(Material for the task)
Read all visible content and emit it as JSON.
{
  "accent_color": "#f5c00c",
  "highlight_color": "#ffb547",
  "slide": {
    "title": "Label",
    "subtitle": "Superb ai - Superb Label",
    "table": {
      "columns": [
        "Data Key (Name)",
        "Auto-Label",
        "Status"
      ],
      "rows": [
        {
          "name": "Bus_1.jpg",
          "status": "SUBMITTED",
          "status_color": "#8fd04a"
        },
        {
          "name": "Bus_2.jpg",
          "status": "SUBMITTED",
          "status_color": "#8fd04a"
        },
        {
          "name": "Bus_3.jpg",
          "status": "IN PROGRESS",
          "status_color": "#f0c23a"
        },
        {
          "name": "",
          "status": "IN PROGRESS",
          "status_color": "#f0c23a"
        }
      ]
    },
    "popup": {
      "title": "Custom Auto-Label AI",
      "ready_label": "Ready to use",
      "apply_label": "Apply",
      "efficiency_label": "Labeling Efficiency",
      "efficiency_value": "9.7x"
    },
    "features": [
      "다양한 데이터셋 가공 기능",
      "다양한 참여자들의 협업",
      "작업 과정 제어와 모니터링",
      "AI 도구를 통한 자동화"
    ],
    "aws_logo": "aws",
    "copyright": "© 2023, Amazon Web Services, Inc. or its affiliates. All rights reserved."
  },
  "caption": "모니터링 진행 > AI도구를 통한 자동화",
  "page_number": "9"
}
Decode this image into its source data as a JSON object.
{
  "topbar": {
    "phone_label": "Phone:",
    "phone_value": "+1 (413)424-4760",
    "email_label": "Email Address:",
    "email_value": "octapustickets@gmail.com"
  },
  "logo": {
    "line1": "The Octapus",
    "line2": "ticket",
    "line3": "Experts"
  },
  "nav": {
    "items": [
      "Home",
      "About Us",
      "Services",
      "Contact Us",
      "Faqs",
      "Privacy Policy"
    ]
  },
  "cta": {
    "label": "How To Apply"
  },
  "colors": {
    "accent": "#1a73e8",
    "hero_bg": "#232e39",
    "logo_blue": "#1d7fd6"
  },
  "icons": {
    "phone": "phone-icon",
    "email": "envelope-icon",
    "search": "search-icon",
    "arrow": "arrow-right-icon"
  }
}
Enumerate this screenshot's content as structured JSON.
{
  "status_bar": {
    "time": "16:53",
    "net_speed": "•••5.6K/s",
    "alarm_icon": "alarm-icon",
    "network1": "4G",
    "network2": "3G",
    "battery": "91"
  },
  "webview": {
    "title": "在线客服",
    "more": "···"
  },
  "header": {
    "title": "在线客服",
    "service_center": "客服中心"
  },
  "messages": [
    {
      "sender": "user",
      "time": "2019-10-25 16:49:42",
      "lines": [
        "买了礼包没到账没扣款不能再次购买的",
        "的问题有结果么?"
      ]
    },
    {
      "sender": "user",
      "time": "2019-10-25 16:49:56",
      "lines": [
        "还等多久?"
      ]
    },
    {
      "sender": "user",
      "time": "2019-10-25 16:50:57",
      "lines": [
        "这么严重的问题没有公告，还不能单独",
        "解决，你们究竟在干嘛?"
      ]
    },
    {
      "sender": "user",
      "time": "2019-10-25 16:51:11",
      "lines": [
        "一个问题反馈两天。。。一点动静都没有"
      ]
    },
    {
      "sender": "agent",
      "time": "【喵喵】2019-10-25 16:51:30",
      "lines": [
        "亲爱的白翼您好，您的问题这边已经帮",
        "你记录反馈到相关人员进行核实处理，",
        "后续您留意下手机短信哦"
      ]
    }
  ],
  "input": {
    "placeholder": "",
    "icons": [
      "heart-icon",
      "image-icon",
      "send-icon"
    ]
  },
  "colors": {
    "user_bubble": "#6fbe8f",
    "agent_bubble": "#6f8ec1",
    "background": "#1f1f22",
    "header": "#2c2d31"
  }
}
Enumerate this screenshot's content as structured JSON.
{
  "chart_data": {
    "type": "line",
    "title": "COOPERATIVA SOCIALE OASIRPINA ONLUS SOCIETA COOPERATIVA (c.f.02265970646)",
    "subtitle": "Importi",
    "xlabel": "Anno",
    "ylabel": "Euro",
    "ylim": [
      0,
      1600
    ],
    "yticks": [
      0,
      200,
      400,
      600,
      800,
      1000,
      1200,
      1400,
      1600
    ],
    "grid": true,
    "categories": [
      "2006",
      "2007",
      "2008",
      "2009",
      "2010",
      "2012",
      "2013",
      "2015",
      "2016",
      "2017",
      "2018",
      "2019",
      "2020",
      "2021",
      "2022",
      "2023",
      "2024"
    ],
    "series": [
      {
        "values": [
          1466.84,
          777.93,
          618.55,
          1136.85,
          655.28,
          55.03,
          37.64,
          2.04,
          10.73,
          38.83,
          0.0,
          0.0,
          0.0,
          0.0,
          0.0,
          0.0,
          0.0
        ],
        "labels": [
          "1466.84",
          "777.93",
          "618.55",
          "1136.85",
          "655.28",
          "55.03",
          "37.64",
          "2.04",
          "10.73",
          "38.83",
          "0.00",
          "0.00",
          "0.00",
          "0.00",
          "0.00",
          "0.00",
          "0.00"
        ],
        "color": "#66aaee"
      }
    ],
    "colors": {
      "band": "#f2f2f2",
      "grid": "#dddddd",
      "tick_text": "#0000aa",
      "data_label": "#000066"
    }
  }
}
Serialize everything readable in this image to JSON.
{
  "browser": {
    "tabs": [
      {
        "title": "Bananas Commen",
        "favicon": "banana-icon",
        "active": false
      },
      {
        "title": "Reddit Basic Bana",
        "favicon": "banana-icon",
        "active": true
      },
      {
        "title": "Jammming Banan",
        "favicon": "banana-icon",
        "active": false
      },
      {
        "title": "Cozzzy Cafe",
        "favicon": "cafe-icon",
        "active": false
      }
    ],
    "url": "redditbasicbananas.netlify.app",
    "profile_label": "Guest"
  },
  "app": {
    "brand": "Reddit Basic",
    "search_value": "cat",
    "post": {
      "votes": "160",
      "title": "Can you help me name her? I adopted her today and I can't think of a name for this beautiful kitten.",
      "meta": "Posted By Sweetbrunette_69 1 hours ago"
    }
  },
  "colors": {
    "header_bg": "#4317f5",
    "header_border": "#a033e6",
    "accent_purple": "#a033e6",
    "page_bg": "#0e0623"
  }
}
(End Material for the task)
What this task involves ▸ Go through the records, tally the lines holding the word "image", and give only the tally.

Answer to the problem ▸ 3